To do ▸ For each entry that follows, write out an identical copy.

Extracted records ▸
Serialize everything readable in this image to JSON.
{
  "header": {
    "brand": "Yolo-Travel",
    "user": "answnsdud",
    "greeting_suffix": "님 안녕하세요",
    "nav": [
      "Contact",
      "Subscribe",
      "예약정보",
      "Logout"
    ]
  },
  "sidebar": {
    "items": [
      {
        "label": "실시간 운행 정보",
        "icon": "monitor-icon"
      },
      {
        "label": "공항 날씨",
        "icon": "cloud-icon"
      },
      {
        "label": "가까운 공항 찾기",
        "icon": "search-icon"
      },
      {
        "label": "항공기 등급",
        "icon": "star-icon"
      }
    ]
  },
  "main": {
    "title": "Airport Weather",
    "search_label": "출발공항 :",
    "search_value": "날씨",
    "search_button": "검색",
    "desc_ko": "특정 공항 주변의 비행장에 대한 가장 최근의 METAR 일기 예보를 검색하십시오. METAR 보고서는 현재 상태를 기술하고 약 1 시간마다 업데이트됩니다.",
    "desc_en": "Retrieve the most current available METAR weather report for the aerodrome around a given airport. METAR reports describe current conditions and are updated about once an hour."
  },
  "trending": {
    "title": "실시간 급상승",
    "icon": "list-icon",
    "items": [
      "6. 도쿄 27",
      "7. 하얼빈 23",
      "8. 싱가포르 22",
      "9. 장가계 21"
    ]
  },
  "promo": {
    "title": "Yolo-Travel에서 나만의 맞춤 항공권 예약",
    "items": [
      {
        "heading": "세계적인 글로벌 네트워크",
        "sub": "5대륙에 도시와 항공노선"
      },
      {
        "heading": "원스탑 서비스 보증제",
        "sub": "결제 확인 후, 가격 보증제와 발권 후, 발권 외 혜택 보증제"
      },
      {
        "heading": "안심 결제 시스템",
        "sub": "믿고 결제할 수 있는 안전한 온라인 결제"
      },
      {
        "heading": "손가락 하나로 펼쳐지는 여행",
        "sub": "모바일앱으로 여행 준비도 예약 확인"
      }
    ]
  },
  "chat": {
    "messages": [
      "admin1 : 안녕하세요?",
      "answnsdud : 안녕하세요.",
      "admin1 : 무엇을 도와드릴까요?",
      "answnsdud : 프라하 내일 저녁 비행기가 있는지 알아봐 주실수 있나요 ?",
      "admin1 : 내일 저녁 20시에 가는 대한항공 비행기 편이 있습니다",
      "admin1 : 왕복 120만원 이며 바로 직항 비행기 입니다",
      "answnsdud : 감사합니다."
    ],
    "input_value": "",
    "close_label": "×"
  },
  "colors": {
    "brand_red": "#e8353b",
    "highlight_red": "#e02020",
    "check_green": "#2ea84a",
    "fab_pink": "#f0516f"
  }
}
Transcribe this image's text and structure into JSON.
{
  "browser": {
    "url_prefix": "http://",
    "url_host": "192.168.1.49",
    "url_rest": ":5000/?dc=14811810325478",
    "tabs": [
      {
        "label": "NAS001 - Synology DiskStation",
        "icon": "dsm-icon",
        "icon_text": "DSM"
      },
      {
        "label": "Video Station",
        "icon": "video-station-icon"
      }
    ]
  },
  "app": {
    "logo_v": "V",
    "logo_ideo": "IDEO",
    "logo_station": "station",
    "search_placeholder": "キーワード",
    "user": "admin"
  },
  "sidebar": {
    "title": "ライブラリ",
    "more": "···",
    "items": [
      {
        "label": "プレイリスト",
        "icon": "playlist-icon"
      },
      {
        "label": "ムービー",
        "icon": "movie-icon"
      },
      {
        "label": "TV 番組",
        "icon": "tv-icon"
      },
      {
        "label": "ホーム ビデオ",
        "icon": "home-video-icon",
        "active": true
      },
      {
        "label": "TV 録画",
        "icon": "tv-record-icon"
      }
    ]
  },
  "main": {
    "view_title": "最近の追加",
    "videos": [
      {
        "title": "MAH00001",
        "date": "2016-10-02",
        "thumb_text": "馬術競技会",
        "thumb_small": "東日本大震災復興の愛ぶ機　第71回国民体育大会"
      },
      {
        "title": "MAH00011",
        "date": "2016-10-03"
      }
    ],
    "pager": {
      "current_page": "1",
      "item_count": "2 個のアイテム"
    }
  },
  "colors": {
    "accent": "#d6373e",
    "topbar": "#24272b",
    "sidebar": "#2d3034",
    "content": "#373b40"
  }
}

Answer space ▸
Serialize everything readable in this image to JSON.
{
  "header": {
    "brand": "Yolo-Travel",
    "user": "answnsdud",
    "greeting_suffix": "님 안녕하세요",
    "nav": [
      "Contact",
      "Subscribe",
      "예약정보",
      "Logout"
    ]
  },
  "sidebar": {
    "items": [
      {
        "label": "실시간 운행 정보",
        "icon": "monitor-icon"
      },
      {
        "label": "공항 날씨",
        "icon": "cloud-icon"
      },
      {
        "label": "가까운 공항 찾기",
        "icon": "search-icon"
      },
      {
        "label": "항공기 등급",
        "icon": "star-icon"
      }
    ]
  },
  "main": {
    "title": "Airport Weather",
    "search_label": "출발공항 :",
    "search_value": "날씨",
    "search_button": "검색",
    "desc_ko": "특정 공항 주변의 비행장에 대한 가장 최근의 METAR 일기 예보를 검색하십시오. METAR 보고서는 현재 상태를 기술하고 약 1 시간마다 업데이트됩니다.",
    "desc_en": "Retrieve the most current available METAR weather report for the aerodrome around a given airport. METAR reports describe current conditions and are updated about once an hour."
  },
  "trending": {
    "title": "실시간 급상승",
    "icon": "list-icon",
    "items": [
      "6. 도쿄 27",
      "7. 하얼빈 23",
      "8. 싱가포르 22",
      "9. 장가계 21"
    ]
  },
  "promo": {
    "title": "Yolo-Travel에서 나만의 맞춤 항공권 예약",
    "items": [
      {
        "heading": "세계적인 글로벌 네트워크",
        "sub": "5대륙에 도시와 항공노선"
      },
      {
        "heading": "원스탑 서비스 보증제",
        "sub": "결제 확인 후, 가격 보증제와 발권 후, 발권 외 혜택 보증제"
      },
      {
        "heading": "안심 결제 시스템",
        "sub": "믿고 결제할 수 있는 안전한 온라인 결제"
      },
      {
        "heading": "손가락 하나로 펼쳐지는 여행",
        "sub": "모바일앱으로 여행 준비도 예약 확인"
      }
    ]
  },
  "chat": {
    "messages": [
      "admin1 : 안녕하세요?",
      "answnsdud : 안녕하세요.",
      "admin1 : 무엇을 도와드릴까요?",
      "answnsdud : 프라하 내일 저녁 비행기가 있는지 알아봐 주실수 있나요 ?",
      "admin1 : 내일 저녁 20시에 가는 대한항공 비행기 편이 있습니다",
      "admin1 : 왕복 120만원 이며 바로 직항 비행기 입니다",
      "answnsdud : 감사합니다."
    ],
    "input_value": "",
    "close_label": "×"
  },
  "colors": {
    "brand_red": "#e8353b",
    "highlight_red": "#e02020",
    "check_green": "#2ea84a",
    "fab_pink": "#f0516f"
  }
}
Transcribe this image's text and structure into JSON.
{
  "browser": {
    "url_prefix": "http://",
    "url_host": "192.168.1.49",
    "url_rest": ":5000/?dc=14811810325478",
    "tabs": [
      {
        "label": "NAS001 - Synology DiskStation",
        "icon": "dsm-icon",
        "icon_text": "DSM"
      },
      {
        "label": "Video Station",
        "icon": "video-station-icon"
      }
    ]
  },
  "app": {
    "logo_v": "V",
    "logo_ideo": "IDEO",
    "logo_station": "station",
    "search_placeholder": "キーワード",
    "user": "admin"
  },
  "sidebar": {
    "title": "ライブラリ",
    "more": "···",
    "items": [
      {
        "label": "プレイリスト",
        "icon": "playlist-icon"
      },
      {
        "label": "ムービー",
        "icon": "movie-icon"
      },
      {
        "label": "TV 番組",
        "icon": "tv-icon"
      },
      {
        "label": "ホーム ビデオ",
        "icon": "home-video-icon",
        "active": true
      },
      {
        "label": "TV 録画",
        "icon": "tv-record-icon"
      }
    ]
  },
  "main": {
    "view_title": "最近の追加",
    "videos": [
      {
        "title": "MAH00001",
        "date": "2016-10-02",
        "thumb_text": "馬術競技会",
        "thumb_small": "東日本大震災復興の愛ぶ機　第71回国民体育大会"
      },
      {
        "title": "MAH00011",
        "date": "2016-10-03"
      }
    ],
    "pager": {
      "current_page": "1",
      "item_count": "2 個のアイテム"
    }
  },
  "colors": {
    "accent": "#d6373e",
    "topbar": "#24272b",
    "sidebar": "#2d3034",
    "content": "#373b40"
  }
}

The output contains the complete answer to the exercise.